From the numbing Plant Hardiness Zone 4 cold of its McKean County winters to the 90 degree F., summer days of the Piedmont Plateau, Pennsylvania's climate can challenge gardeners. With a little effort, however, they can find several attractive flowering shrubs suitable for their Keystone State landscapes. Small border and foundation plantings or large screening hedges, these shrubs brighten Pennsylvania gardens with their bright flowers, berries, or fall leaves.
Dwarf Witch Alder
Dwarf witch alder is a small--up to 3 feet high--mounding shrub of the witch hazel family. It grows wild in the elevated sunny areas of Pennsylvania's southern coastal plain. This pest-and-disease-resistant shrub, says the Lady Bird Johnson Wildflower Center, is an excellent fit for planted in woodland gardens with rhododendrons and other spring-blooming shrubs. In April and May, clusters of white or pink powder-puff-like blooms cover its branches' ends. Heavy, glossy green summer foliage brings red or yellow autumn garden color. For best performance, plant this shrub in part shade and well-drained sandy or peaty loam on the acidic side.
Black huckleberry (Gaylussacia baccata) is a small, densely branched spreading shrub useful as a ground cover in poor, rocky soils. From 1 to 2 feet high, it has small oval green leaves. They become shades of crimson or orange in autumn. Between May and July, says the Lady Bird Johnson Wildflower Center, black huckleberry has clusters of white or pink tube-shaped flowers. Birds and wildlife feed on the blue-black berries that follow. Black huckleberry is equally at home in sun or shade and dry, moist or wet locations. It performs best in acidic, sandy or rocky soil.
Crimsoneyed rosemallow (Hibiscus moscheutos) is a shrub of the mallow family. Three to 8 feet high, it grows wild in Pennsylvania's marshes and wet uplands. Blooming form July to September, it has gray-green heart-shaped leaves and showy five-petaled hibiscus-like flowers. Five cream-colored petals have contrasting deep-red bases and columns of bright yellow stamens. The flowers are hummingbird magnets. Plant this shrub, recommends the Lady Bird Johnson Wildflower Center, in a sunny to partly shady spot with wet or moist alkaline soil.

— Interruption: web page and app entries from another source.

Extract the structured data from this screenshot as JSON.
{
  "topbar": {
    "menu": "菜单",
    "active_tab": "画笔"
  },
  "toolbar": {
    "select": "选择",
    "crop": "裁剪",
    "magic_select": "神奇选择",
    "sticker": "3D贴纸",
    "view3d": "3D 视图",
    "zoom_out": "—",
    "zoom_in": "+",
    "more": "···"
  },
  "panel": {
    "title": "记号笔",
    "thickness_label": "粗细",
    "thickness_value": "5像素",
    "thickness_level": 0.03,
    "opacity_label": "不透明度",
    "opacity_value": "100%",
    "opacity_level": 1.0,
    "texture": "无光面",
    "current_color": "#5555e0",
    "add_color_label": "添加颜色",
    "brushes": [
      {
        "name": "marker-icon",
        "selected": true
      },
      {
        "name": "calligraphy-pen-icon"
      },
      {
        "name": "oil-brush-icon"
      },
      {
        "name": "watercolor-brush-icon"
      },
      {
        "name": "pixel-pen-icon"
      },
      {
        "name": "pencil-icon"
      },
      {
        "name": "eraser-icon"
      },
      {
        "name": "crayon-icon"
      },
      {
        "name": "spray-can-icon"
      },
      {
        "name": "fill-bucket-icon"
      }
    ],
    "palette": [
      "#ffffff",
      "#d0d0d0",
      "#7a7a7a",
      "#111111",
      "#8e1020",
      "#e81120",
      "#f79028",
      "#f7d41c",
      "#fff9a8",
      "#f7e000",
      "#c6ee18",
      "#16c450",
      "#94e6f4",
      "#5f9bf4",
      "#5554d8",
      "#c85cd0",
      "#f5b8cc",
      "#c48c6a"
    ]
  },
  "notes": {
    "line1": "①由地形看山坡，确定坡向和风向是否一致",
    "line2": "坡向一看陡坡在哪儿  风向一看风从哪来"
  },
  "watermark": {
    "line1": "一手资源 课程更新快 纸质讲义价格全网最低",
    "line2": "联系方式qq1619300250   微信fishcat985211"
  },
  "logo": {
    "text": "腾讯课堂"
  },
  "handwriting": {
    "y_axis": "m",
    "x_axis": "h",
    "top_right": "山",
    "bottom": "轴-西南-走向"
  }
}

Flame azalea (Rhododendron calendulaceum) is another spring blooming shrub. Native to to Pennsylvania's mountain woods, it stands between 6 and 12 feet high. In May, flame azalea's flowers appear just before or simultaneously with its leaves. Ranging from golden yellow to red, the vase-shaped blossoms light the wooded hillsides with their brilliance. Plant this popular ornamental shrub where it will get at least a few hours of sun each day, advises the Lady Bird Johnson Wildflower Center. It needs well-drained, moist acidic soil. Pruning plants when they are young will maximize later bloom. Ingesting any part of this or other rhododendrons is toxic.